Welcome to the Legal Analysis, Research, and Writing program at Santa Clara Law! Some of the most crucial skills needed for the practice of law are the ability to find the law, to analyze it, and to convey that analysis in writing. This is reflected in the quote “Law is one of the great literary professions.” Conveying your analysis in writing is the end result of your research and analysis. More immediately relevant, these same skills are those most in demand for summer internships and clerkships. In other words, LARAW helps get you practice-ready.
Santa Clara provides three semesters of legal analysis, research, and writing courses, designed to allow you to acquire and hone your skills. In these courses, you will perform many of the tasks of a practicing lawyer and learn the skills essential to those tasks. During the first semester, you will take on the role of an associate lawyer. Your “supervisor” will assign several case files to you and ask you to write predictive, objective office memoranda on the legal issues raised in those problems. These assignments will require you to read and analyze cases and statutes and to write the statements of fact, questions presented, brief answers, and discussion sections of the legal memoranda used in law firms, courts, and other legal offices.
In the spring semester, we move from predictive writing to persuasive writing. You will continue to build your analytical skills by writing client letters and persuasive memoranda and will also have the opportunity to present an oral argument before a trial court. In addition, you’ll acquire skills in legal research, both manual and on-line.

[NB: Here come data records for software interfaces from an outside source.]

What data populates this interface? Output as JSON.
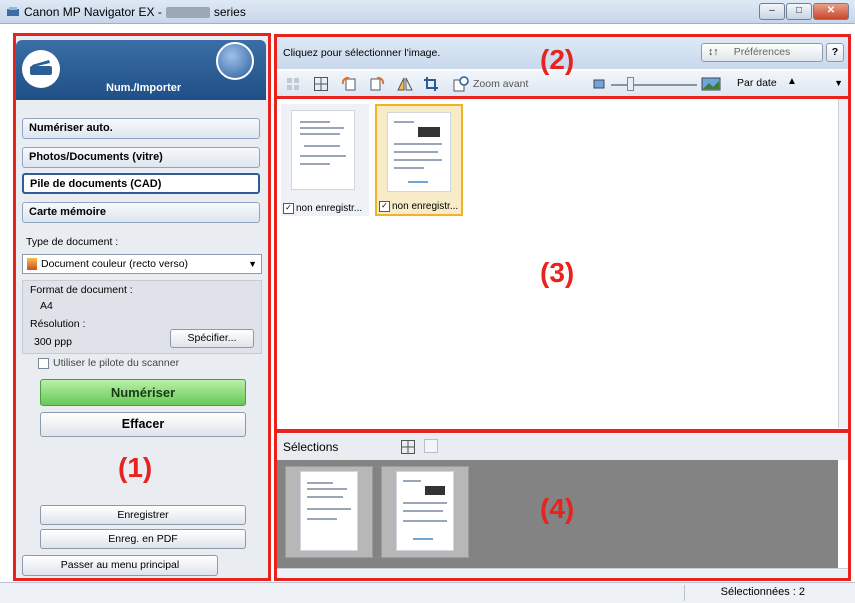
{
  "window": {
    "title_prefix": "Canon MP Navigator EX -",
    "title_suffix": "series",
    "minimize": "–",
    "maximize": "□",
    "close": "✕"
  },
  "left_panel": {
    "header_label": "Num./Importer",
    "menu": [
      {
        "label": "Numériser auto."
      },
      {
        "label": "Photos/Documents (vitre)"
      },
      {
        "label": "Pile de documents (CAD)"
      },
      {
        "label": "Carte mémoire"
      }
    ],
    "doc_type_label": "Type de document :",
    "doc_type_value": "Document couleur (recto verso)",
    "format_label": "Format de document :",
    "format_value": "A4",
    "resolution_label": "Résolution :",
    "resolution_value": "300 ppp",
    "specify_button": "Spécifier...",
    "driver_checkbox_label": "Utiliser le pilote du scanner",
    "scan_button": "Numériser",
    "clear_button": "Effacer",
    "save_button": "Enregistrer",
    "save_pdf_button": "Enreg. en PDF",
    "main_menu_button": "Passer au menu principal"
  },
  "toolbar": {
    "hint": "Cliquez pour sélectionner l'image.",
    "preferences_button": "Préférences",
    "help_button": "?",
    "zoom_label": "Zoom avant",
    "sort_value": "Par date",
    "sort_arrow": "▲"
  },
  "thumbnails": [
    {
      "caption": "non enregistr...",
      "checked": true,
      "selected": false
    },
    {
      "caption": "non enregistr...",
      "checked": true,
      "selected": true
    }
  ],
  "selections": {
    "label": "Sélections"
  },
  "status": {
    "selected_text": "Sélectionnées : 2"
  },
  "area_labels": [
    "(1)",
    "(2)",
    "(3)",
    "(4)"
  ],
  "colors": {
    "highlight_red": "#e8221c",
    "scan_green": "#69c858",
    "selected_thumb": "#f0b323"
  }
}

In your Advocacy course, you will refine the research, analysis, and writing skills you learned in LARAW, through performing the tasks of an attorney handling an appellate case. Your tasks are to identify the legal issues involved in the case, research those issues, prepare an appellate brief to a hypothetical United States Court of Appeals, and present oral argument before that court.